Atle Selberg

From Wikiquote
Jump to navigation Jump to search
Atle Selberg

Atle Selberg (June 14, 1917 – August 6, 2007) was a Norwegian mathematician, known for his research in analytic number theory and automorphic forms. He was awarded the Fields Medal in 1950. In 1951 he was appointed to a professorship in the School of Mathematics of the Institute for Advanced Study.


  • ... It is true — certainly in mathematics; what I say now will not apply to the School of Historical Studies where people tend to make their main contributions at a much later age — in mathematics and physics, the prime period in one's life in probably over by, say, 45 or so. That's a bit conservative. Some might put it a bit earlier.
    Of course one can continue to work, and do very good work afterwards, but certainly the most productive period would be before that, between 25 and 45.
  • I think in some sense much has to do with luck. If you are lucky many times, then you are a genius, of course. You may be lucky just a few times or some people might not have any great luck at all. I don't know really what is the reason for this.
    I think what lies behind having luck is first of all if you have a background that is a bit different from what everybody else has so that you are not encumbered with precisely the same knowledge and are not thinking exactly the same way.
    It also helps if you can benefit by accidents, facts that you come across quite accidentally and start thinking about and see there is something more.
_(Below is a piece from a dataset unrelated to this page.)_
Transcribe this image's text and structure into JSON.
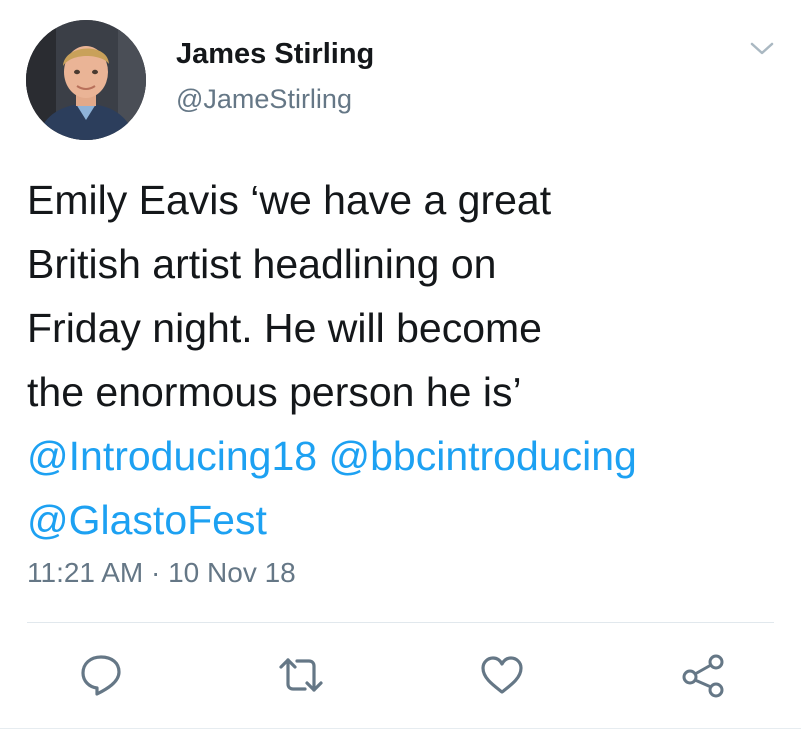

I would say that most of the better things I have done all came about not because I set out from the beginning to do them. Something shifted the focus of my attention completely and I ended up doing something rather different.
    One has to be able to see opportunities and learn to utilize them. Real, original work, I think, comes about in this way.

Quotes about Selberg[edit]

  • Selberg’s work in automorphic forms and number theory led him naturally to the study of lattices (that is, discrete subgroups of finite covolume) in semi-simple Lie groups. His proof of local rigidity and, as a consequence, algebraicity of the matrix entries of cocompact lattices in groups such SL(n, R), n > 2, marked the beginnings of modern rigidity theory. His results were followed by proofs of local rigidity for cocompact lattices in all groups other than the familiar SL(2, R), where its failure reflects the well-known local deformation theory of Riemann surfaces. These results inspired Mostow to find and prove his celebrated “strong rigidity” results for such lattices in groups other than SL(2, R).
    From his work on local rigidity and algebraicity, Selberg was led to the bold conjecture that, in the higher rank situation, much more is true; namely, that all lattices are arithmetic (i.e., they can be constructed by some general arithmetic means). He was able to prove this conjecture in the simplest case of a non-cocompact irreducible lattice in the product of at least two SL(2, R)’s. The full Selberg arithmeticity conjecture in groups of rank at least two was established by Margulis, who introduced measure- and p-adic theoretic ideas into the problem, as well as what is now called “super-rigidity”.

External links[edit]